Untypical Change ManagementChange management based on simplicity and pragmatism
Change management became quite the buzz-phrase in the mid-to-late 2010s. Up until that point, change management was closely associated with implementation and often around organisational change - in fact, annoyingly (given how much we dislike acronyms), many technology-focused project people refer to all change management as OCM (organisational change management) to differentiate it from what we might call release management.
But change management is so much more than Organisational Change Management - change may be organisational but it may also relate to technology, processes, organisational culture, products and so much more.
Once it became evident that change management was a "thing", suddenly people started quoting a range of academic theories and it didn't take long before there were methodologies being developed and qualifications being offered - most notably the Prosci ADKAR® and PCI® methodologies. Both have merit, particularly for relative new change practitioners. Many Program Directors / Managers have a strong preference to only engage change practitioners who have a qualification like these, enabling them to have predictability and structure across their project.
In our experience, though, sticking rigidly to any of these change methodologies can create an enormous amount of low-value, inefficient paperwork and meetings that only serve to make the process more difficult. This becomes particularly evident in large transformational programs where unpredictability and the need to respond to the unexpected are the norm. Progress is regularly stalled by the need to tick boxes on a change plan or checklist.
At Untypical, our approach is based on a very high-level and simple model:
- Where are we now - an assessment of what many call "current state"
- Where do we need to get to - an understanding of what the end state looks like

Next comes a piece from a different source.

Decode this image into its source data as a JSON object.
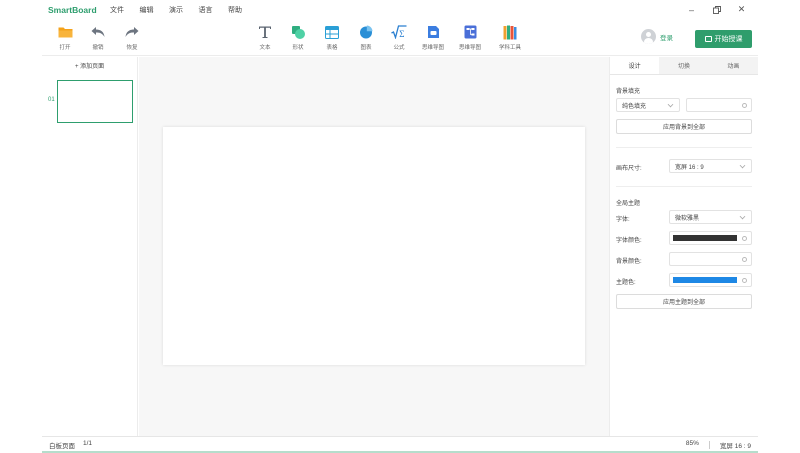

- How do we get there - this is where much of the work takes place - change planning, developing solutions, engaging stakeholders, preparing communications plans (yes, there is a difference between engagement and communications), developing a deployment or go-live plan, etc
- How do we make it stick - embedding change is often the most challenging aspect of the project because once the focus turns to "Business As Usual", it is easy for some to revert to the old ways of doing their job.
Sure, we can work within these other inflexible protocols and methodologies if we need to but, in all honesty, if it is so important to you to work rigidly within their guidelines and processes, you would be better off choosing a practitioner / firm that works in that way.
We know change and we know how to deliver it.